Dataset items

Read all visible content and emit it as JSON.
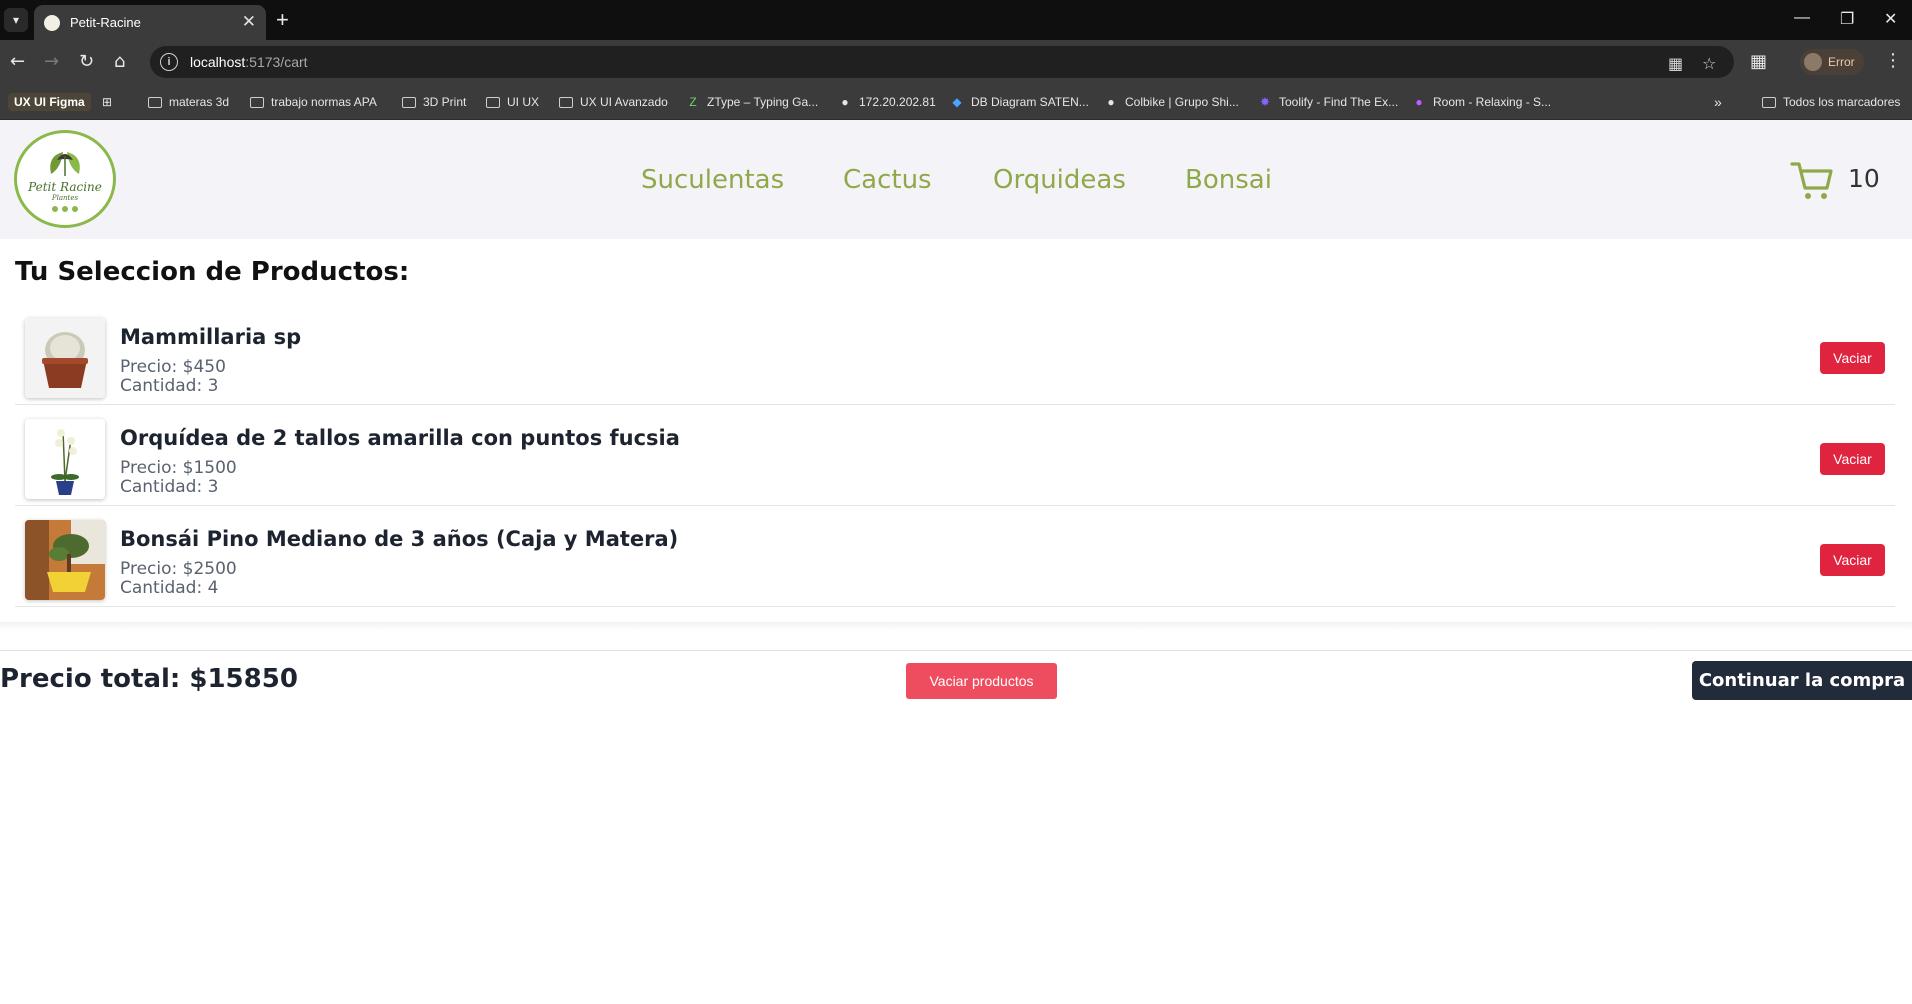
{
  "browser": {
    "tab_title": "Petit-Racine",
    "new_tab_label": "+",
    "url_host": "localhost",
    "url_path": ":5173/cart",
    "profile_label": "Error",
    "bookmarks": [
      "UX UI Figma",
      "materas 3d",
      "trabajo normas APA",
      "3D Print",
      "UI UX",
      "UX UI Avanzado",
      "ZType – Typing Ga...",
      "172.20.202.81",
      "DB Diagram SATEN...",
      "Colbike | Grupo Shi...",
      "Toolify - Find The Ex...",
      "Room - Relaxing - S...",
      "Todos los marcadores"
    ]
  },
  "site": {
    "logo_text": "Petit Racine",
    "logo_sub": "Plantes",
    "nav": [
      "Suculentas",
      "Cactus",
      "Orquideas",
      "Bonsai"
    ],
    "cart_count": "10"
  },
  "cart": {
    "title": "Tu Seleccion de Productos:",
    "items": [
      {
        "name": "Mammillaria sp",
        "price": "Precio: $450",
        "qty": "Cantidad: 3",
        "button": "Vaciar"
      },
      {
        "name": "Orquídea de 2 tallos amarilla con puntos fucsia",
        "price": "Precio: $1500",
        "qty": "Cantidad: 3",
        "button": "Vaciar"
      },
      {
        "name": "Bonsái Pino Mediano de 3 años (Caja y Matera)",
        "price": "Precio: $2500",
        "qty": "Cantidad: 4",
        "button": "Vaciar"
      }
    ],
    "total": "Precio total: $15850",
    "clear_button": "Vaciar productos",
    "continue_button": "Continuar la compra"
  },
  "colors": {
    "brand_green": "#8fa94a",
    "danger": "#e0233e",
    "dark_button": "#222b3a"
  }
}
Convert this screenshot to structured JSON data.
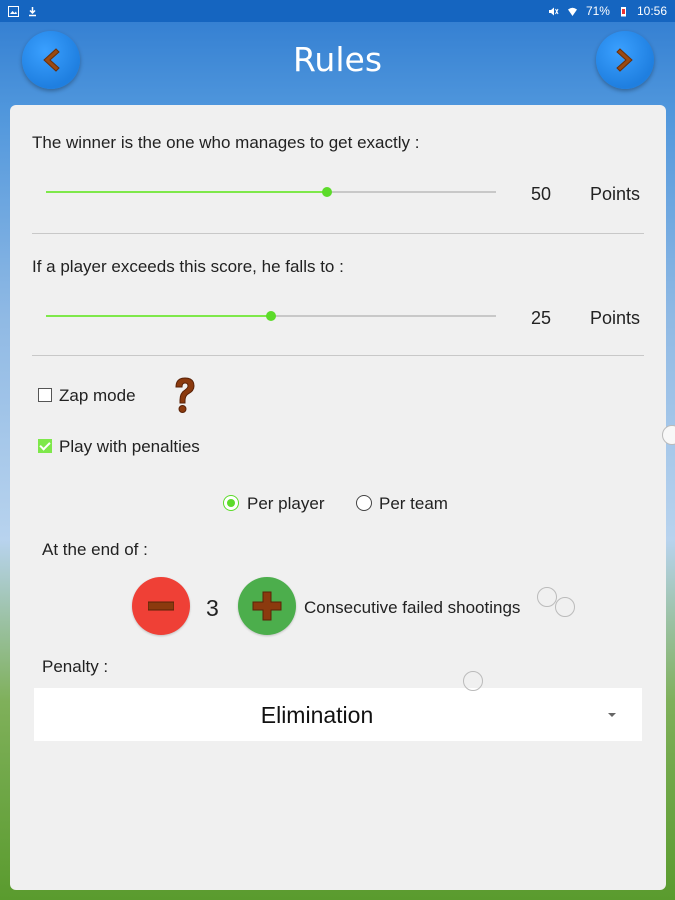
{
  "status_bar": {
    "battery": "71%",
    "time": "10:56"
  },
  "header": {
    "title": "Rules",
    "back_icon": "chevron-left-icon",
    "next_icon": "chevron-right-icon"
  },
  "winner": {
    "label": "The winner is the one who manages to get exactly :",
    "value": "50",
    "unit": "Points",
    "slider_fraction": 0.625
  },
  "exceed": {
    "label": "If a player exceeds this score, he falls to :",
    "value": "25",
    "unit": "Points",
    "slider_fraction": 0.5
  },
  "options": {
    "zap_mode": {
      "label": "Zap mode",
      "checked": false
    },
    "help_icon": "question-mark-icon",
    "penalties": {
      "label": "Play with penalties",
      "checked": true
    }
  },
  "penalty_scope": {
    "per_player": {
      "label": "Per player",
      "selected": true
    },
    "per_team": {
      "label": "Per team",
      "selected": false
    }
  },
  "end_of": {
    "label": "At the end of :",
    "count": "3",
    "description": "Consecutive failed shootings"
  },
  "penalty": {
    "label": "Penalty :",
    "selected": "Elimination"
  },
  "colors": {
    "accent": "#5cdb2a",
    "minus": "#ef4036",
    "plus": "#4cae4c",
    "nav": "#1f7fe0"
  }
}
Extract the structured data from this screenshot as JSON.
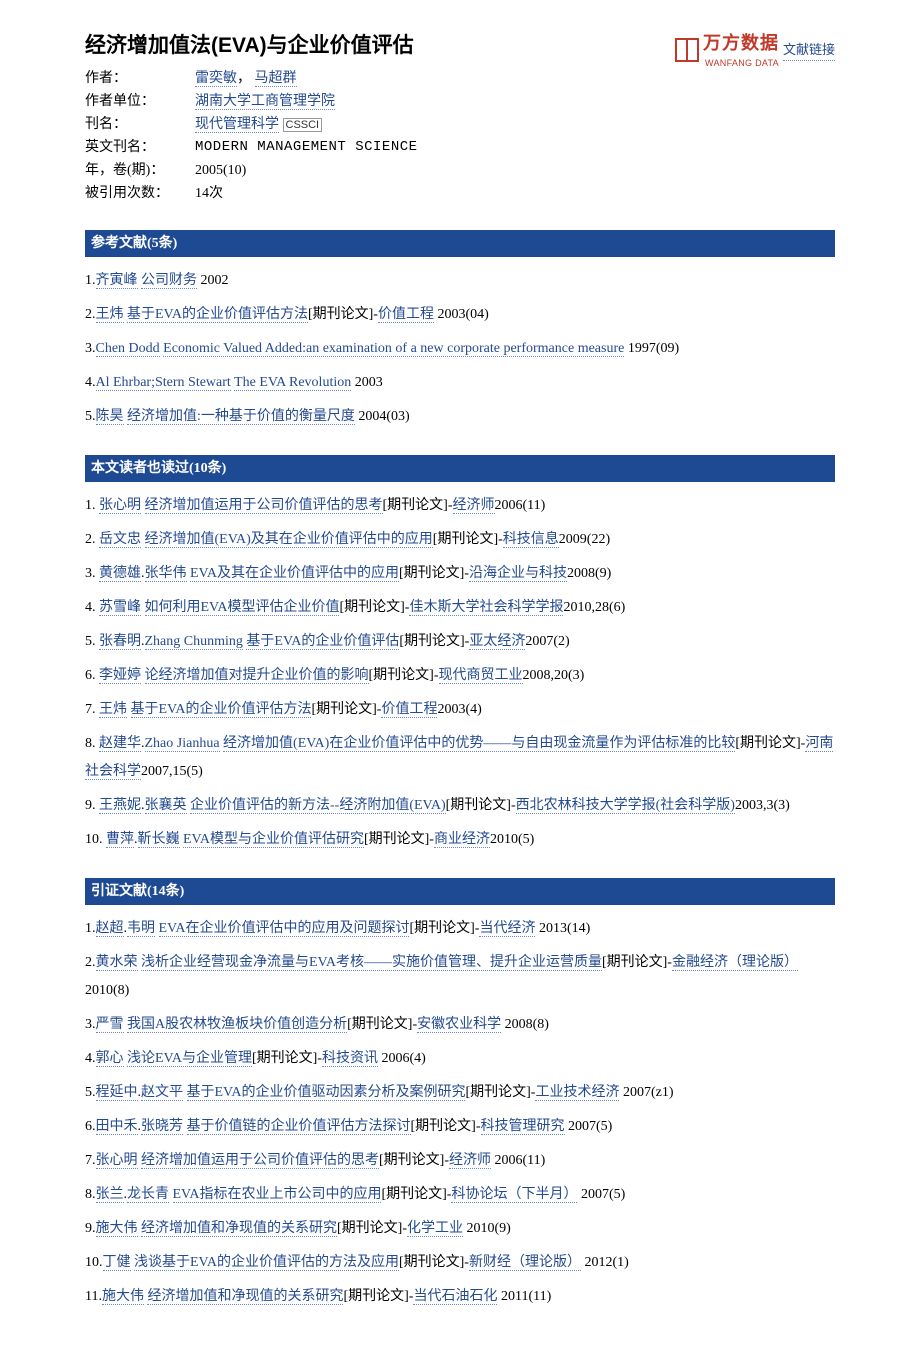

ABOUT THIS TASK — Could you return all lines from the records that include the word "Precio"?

FINISHED TASK —
        "price": "Precio: $450",
        "price": "Precio: $1500",
        "price": "Precio: $2500",
    "total": "Precio total: $15850",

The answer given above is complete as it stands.